> What you need to do:
Report every line of the records that includes the word "icon".
···
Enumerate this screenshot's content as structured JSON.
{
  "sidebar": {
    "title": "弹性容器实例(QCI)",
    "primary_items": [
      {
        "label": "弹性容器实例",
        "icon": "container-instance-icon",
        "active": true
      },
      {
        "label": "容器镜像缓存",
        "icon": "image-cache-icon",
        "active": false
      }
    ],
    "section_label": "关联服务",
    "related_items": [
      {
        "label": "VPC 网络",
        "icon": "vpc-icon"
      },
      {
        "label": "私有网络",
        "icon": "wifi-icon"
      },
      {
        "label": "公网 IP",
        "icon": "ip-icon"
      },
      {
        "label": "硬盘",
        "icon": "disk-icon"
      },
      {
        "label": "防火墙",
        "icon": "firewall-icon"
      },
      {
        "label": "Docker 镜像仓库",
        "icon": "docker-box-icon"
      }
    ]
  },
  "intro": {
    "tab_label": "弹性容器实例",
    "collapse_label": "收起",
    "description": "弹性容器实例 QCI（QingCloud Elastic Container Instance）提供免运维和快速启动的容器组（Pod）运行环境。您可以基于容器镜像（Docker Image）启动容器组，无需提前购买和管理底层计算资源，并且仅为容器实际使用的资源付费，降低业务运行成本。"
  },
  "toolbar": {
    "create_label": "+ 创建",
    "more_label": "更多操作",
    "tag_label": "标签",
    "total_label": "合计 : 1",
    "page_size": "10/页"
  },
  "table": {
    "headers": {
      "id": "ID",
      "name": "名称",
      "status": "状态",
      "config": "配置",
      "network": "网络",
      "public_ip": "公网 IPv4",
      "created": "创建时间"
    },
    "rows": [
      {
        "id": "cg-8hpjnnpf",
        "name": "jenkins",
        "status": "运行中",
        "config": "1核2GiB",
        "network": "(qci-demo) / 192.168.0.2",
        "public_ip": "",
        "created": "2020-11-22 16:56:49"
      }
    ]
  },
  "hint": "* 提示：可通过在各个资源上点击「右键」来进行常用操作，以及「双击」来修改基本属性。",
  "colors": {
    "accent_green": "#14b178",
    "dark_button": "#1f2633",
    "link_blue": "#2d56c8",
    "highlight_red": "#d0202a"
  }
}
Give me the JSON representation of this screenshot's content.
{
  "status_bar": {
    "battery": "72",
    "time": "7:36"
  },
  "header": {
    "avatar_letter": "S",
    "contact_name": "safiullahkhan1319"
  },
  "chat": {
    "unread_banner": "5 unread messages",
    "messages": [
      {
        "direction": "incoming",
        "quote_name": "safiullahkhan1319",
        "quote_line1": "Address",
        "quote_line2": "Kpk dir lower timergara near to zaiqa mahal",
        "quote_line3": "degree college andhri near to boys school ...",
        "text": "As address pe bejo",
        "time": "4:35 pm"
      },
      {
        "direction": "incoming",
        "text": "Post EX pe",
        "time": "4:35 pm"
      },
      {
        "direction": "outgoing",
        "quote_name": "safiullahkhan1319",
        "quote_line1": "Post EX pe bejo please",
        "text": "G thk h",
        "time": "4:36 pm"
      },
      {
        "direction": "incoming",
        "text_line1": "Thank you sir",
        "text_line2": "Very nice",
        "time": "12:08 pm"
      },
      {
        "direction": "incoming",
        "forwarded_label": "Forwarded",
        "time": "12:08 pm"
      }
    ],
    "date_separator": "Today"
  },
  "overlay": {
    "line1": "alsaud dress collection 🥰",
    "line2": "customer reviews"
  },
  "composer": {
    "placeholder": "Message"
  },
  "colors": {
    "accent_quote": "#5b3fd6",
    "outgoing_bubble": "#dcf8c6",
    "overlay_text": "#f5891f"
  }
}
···
> Answer to this task:
        "icon": "container-instance-icon",
        "icon": "image-cache-icon",
        "icon": "vpc-icon"
        "icon": "wifi-icon"
        "icon": "ip-icon"
        "icon": "disk-icon"
        "icon": "firewall-icon"
        "icon": "docker-box-icon"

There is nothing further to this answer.